Boston University doctoral student Chad DiGregorio was found dead in Turkey Thursday morning.
DiGregorio was a third-year archaeology Ph.D. student. He was working at a site in western Turkey with the Central Lydia Archaeological Survey, a BU research project.
Boston University archaeology professor Curtis Runnels was DiGregorio’s dissertation and academic advisor. Runnels said DiGregorio was a passionate man with a brilliant mind.
“Chad was a rising star, a consummate young scientist on the cusp of a brilliant career,” he said in an email to The Daily Free Press. “He had a first-rate mind, and a passion for archaeology, particularly the early Paleolithic of the Mediterranean world.”
Runnels said he had known DiGregorio since 2008. He said the two worked together for years, and that DiGregorio worked as his editorial assistant at the Journal of Field Archaeology, where Runnels is the editor-in-chief.
Colin Riley, BU spokesman, said DiGregorio apparently died from a fall after slipping near an archaeological site.
“It appears that he had been up on the side of a hill,” Riley said. “It’s steep and rugged terrain, where he was, and it looks like he slipped and fell.”
Runnels said DiGregorio had gone to explore a prehistoric site on his day off.
“He had gone missing because he hadn’t returned when expected for dinner, so they began a search and they were able to figure out where he had gone hiking and maybe exploring for future research opportunities,” Riley said. “[A search party was] able to find where he had been and locate his body.”
Riley said DiGregorio was from Upton, Mass.
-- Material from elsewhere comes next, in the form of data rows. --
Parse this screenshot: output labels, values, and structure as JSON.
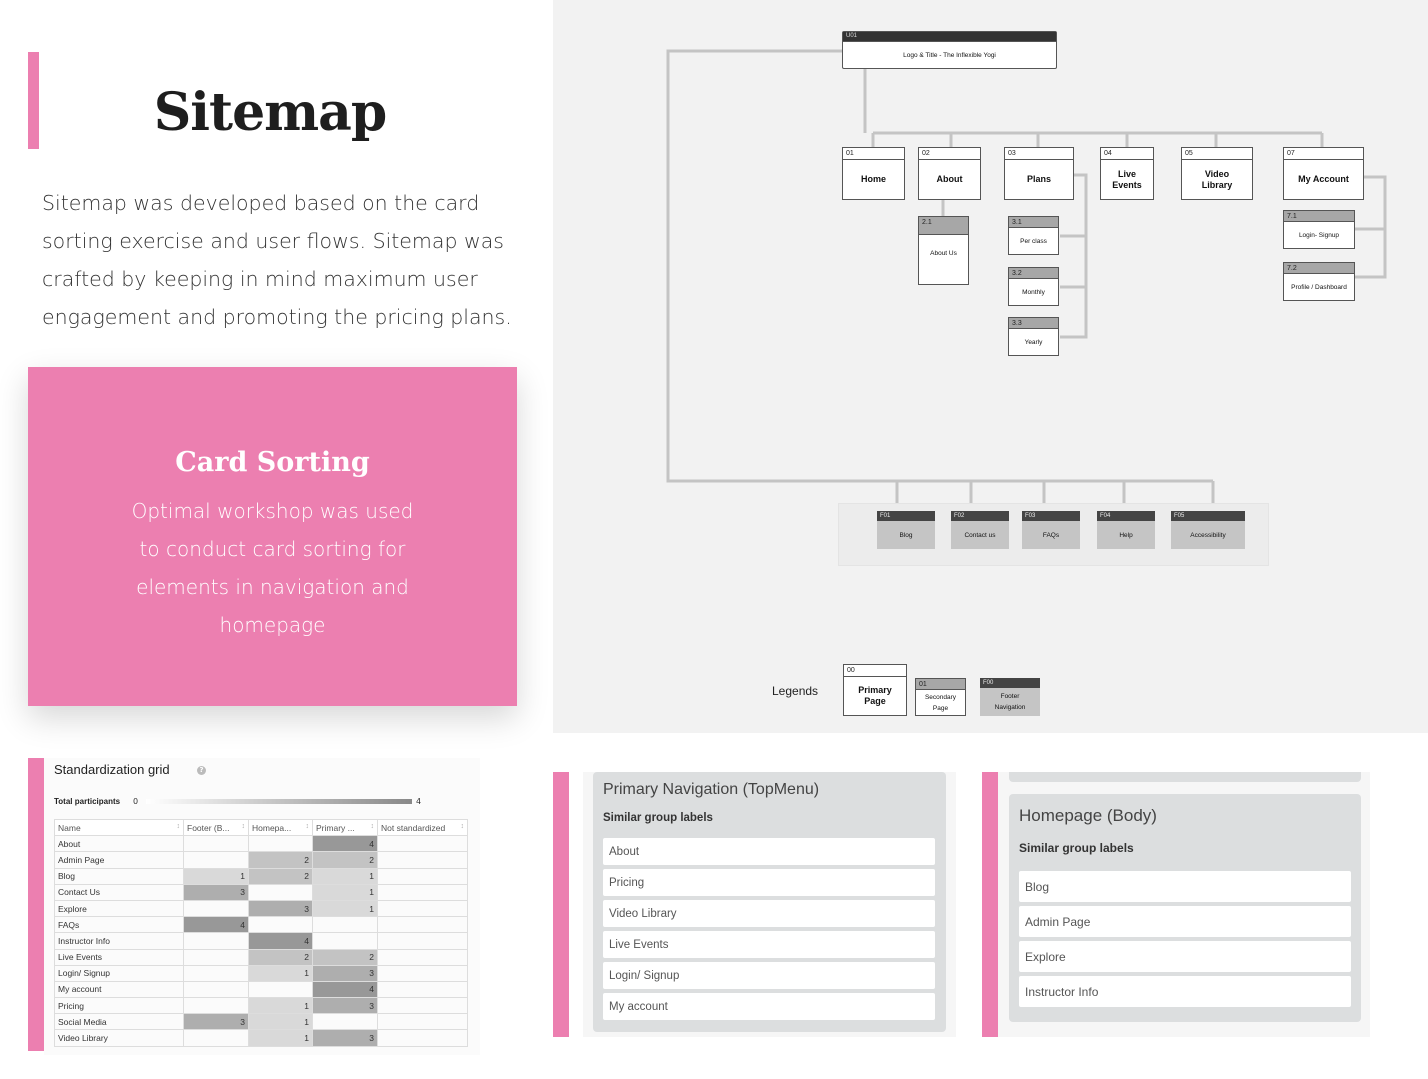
{
  "intro": {
    "title": "Sitemap",
    "body": "Sitemap was developed based on the card sorting exercise and user flows.  Sitemap was crafted by keeping in mind maximum user engagement and promoting the pricing plans."
  },
  "card_sorting": {
    "title": "Card Sorting",
    "body": "Optimal workshop was used to conduct card sorting for elements in navigation and homepage"
  },
  "sitemap": {
    "root": {
      "id": "U01",
      "label": "Logo & Title - The Inflexible Yogi"
    },
    "primary": [
      {
        "id": "01",
        "label": "Home"
      },
      {
        "id": "02",
        "label": "About"
      },
      {
        "id": "03",
        "label": "Plans"
      },
      {
        "id": "04",
        "label": "Live Events"
      },
      {
        "id": "05",
        "label": "Video Library"
      },
      {
        "id": "07",
        "label": "My Account"
      }
    ],
    "secondary": [
      {
        "id": "2.1",
        "label": "About Us"
      },
      {
        "id": "3.1",
        "label": "Per class"
      },
      {
        "id": "3.2",
        "label": "Monthly"
      },
      {
        "id": "3.3",
        "label": "Yearly"
      },
      {
        "id": "7.1",
        "label": "Login- Signup"
      },
      {
        "id": "7.2",
        "label": "Profile / Dashboard"
      }
    ],
    "footer": [
      {
        "id": "F01",
        "label": "Blog"
      },
      {
        "id": "F02",
        "label": "Contact us"
      },
      {
        "id": "F03",
        "label": "FAQs"
      },
      {
        "id": "F04",
        "label": "Help"
      },
      {
        "id": "F05",
        "label": "Accessibility"
      }
    ],
    "legend": {
      "label": "Legends",
      "primary": {
        "id": "00",
        "label": "Primary Page"
      },
      "secondary": {
        "id": "01",
        "label": "Secondary Page"
      },
      "footer": {
        "id": "F00",
        "label": "Footer Navigation"
      }
    }
  },
  "grid": {
    "title": "Standardization grid",
    "participants_label": "Total participants",
    "participants_min": "0",
    "participants_max": "4",
    "headers": [
      "Name",
      "Footer (B...",
      "Homepa...",
      "Primary ...",
      "Not standardized"
    ],
    "rows": [
      [
        "About",
        "",
        "",
        "4",
        ""
      ],
      [
        "Admin Page",
        "",
        "2",
        "2",
        ""
      ],
      [
        "Blog",
        "1",
        "2",
        "1",
        ""
      ],
      [
        "Contact Us",
        "3",
        "",
        "1",
        ""
      ],
      [
        "Explore",
        "",
        "3",
        "1",
        ""
      ],
      [
        "FAQs",
        "4",
        "",
        "",
        ""
      ],
      [
        "Instructor Info",
        "",
        "4",
        "",
        ""
      ],
      [
        "Live Events",
        "",
        "2",
        "2",
        ""
      ],
      [
        "Login/ Signup",
        "",
        "1",
        "3",
        ""
      ],
      [
        "My account",
        "",
        "",
        "4",
        ""
      ],
      [
        "Pricing",
        "",
        "1",
        "3",
        ""
      ],
      [
        "Social Media",
        "3",
        "1",
        "",
        ""
      ],
      [
        "Video Library",
        "",
        "1",
        "3",
        ""
      ]
    ]
  },
  "primary_nav": {
    "title": "Primary Navigation (TopMenu)",
    "subtitle": "Similar group labels",
    "items": [
      "About",
      "Pricing",
      "Video Library",
      "Live Events",
      "Login/ Signup",
      "My account"
    ]
  },
  "homepage_body": {
    "title": "Homepage (Body)",
    "subtitle": "Similar group labels",
    "items": [
      "Blog",
      "Admin Page",
      "Explore",
      "Instructor Info"
    ]
  },
  "colors": {
    "accent": "#ec7fb0"
  }
}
Runnels said he graduated from Providence College in Rhode Island.
Runnels said DiGregorio anticipated a career in the field, and was a young mind full of potential for scientific discovery.
“His loss is not only a great personal loss for all of his family and loving friends, but is truly a loss for science,” Runnels said. “After 40 years as a professional, Chad was the student who I thought would surpass us all, and contribute more to the knowledge of the world than any of his teachers or mentors.”
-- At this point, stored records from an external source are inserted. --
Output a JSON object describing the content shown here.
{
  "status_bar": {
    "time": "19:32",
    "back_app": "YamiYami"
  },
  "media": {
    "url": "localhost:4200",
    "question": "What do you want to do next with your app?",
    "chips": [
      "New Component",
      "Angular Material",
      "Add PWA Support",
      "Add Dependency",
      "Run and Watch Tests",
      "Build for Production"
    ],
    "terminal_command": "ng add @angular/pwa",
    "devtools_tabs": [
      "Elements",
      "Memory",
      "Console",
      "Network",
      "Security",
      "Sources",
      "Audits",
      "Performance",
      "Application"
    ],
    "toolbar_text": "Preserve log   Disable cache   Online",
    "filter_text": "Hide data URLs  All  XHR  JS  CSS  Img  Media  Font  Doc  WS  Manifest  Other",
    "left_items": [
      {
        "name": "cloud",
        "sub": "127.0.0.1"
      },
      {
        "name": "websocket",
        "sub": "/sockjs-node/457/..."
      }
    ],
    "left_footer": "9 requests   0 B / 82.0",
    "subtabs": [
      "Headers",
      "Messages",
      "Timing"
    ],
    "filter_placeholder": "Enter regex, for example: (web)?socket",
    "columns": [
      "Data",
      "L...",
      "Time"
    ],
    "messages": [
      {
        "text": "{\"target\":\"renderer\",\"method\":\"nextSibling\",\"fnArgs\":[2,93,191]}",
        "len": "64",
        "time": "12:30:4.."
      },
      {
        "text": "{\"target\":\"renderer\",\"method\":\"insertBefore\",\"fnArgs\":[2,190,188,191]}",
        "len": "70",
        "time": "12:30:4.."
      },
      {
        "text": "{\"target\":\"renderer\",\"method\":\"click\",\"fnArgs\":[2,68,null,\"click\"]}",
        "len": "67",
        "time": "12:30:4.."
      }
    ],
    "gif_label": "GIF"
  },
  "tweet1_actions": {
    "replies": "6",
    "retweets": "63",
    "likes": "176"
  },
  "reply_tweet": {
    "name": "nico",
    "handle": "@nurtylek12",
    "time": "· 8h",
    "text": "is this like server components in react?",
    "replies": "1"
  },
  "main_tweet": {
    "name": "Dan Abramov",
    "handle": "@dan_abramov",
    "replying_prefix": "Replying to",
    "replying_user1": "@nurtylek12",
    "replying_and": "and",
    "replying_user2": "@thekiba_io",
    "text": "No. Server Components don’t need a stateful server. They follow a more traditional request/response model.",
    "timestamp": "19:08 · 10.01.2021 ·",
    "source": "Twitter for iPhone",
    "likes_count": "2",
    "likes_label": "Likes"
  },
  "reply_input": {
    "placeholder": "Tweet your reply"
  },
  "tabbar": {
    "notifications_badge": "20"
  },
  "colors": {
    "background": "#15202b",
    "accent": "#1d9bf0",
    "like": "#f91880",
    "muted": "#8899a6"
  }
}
Friends and family of DiGregorio mourned the loss on Facebook.
“We will all miss you, Chad. You were a damn fine archaeologist and an even better human being,” posted Allison Cuneo, a fellow archaeology Ph.D. candidate and teaching fellow at BU.
Chad’s sister, Deanna DiGregorio, posted a picture of she and her brother to her wall with a mournful message.
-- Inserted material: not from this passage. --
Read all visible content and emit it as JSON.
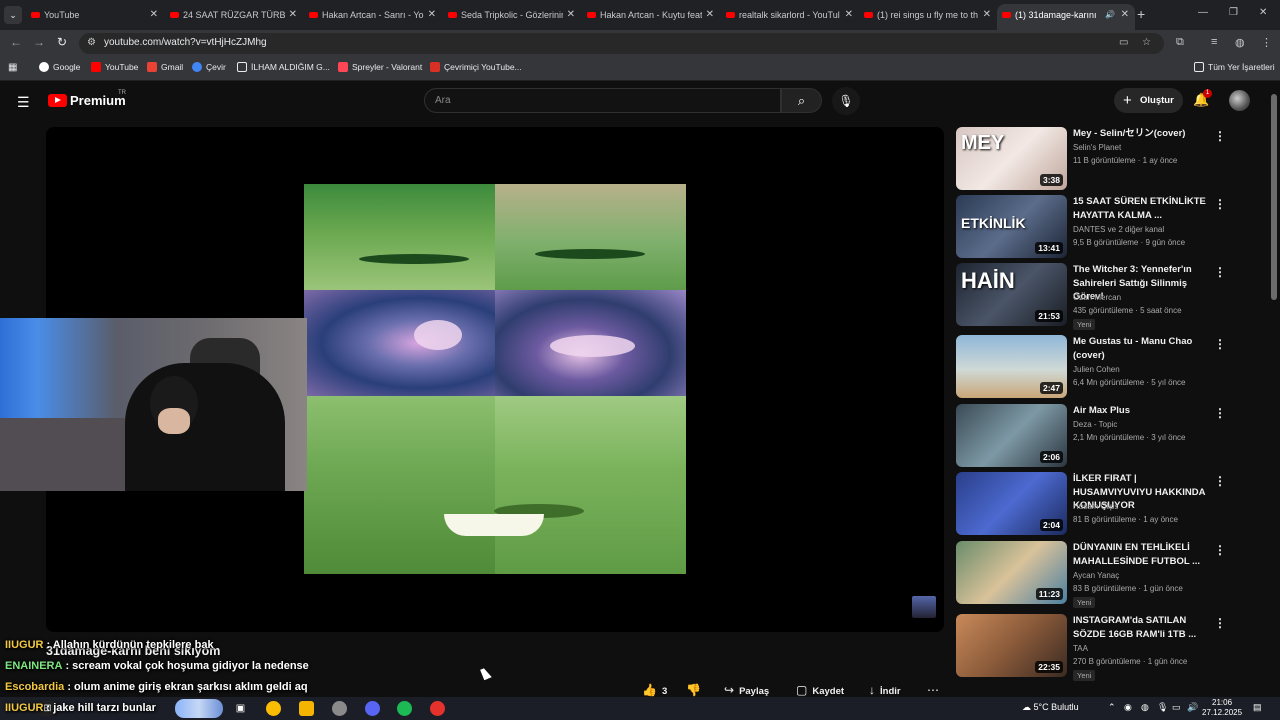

“You have always been my driving force to be better; you’re my hero,” she posted. “I love you so much and I will treasure every moment I got to spend with you, [C]had. I miss you and will everyday. I am going to make you proud.”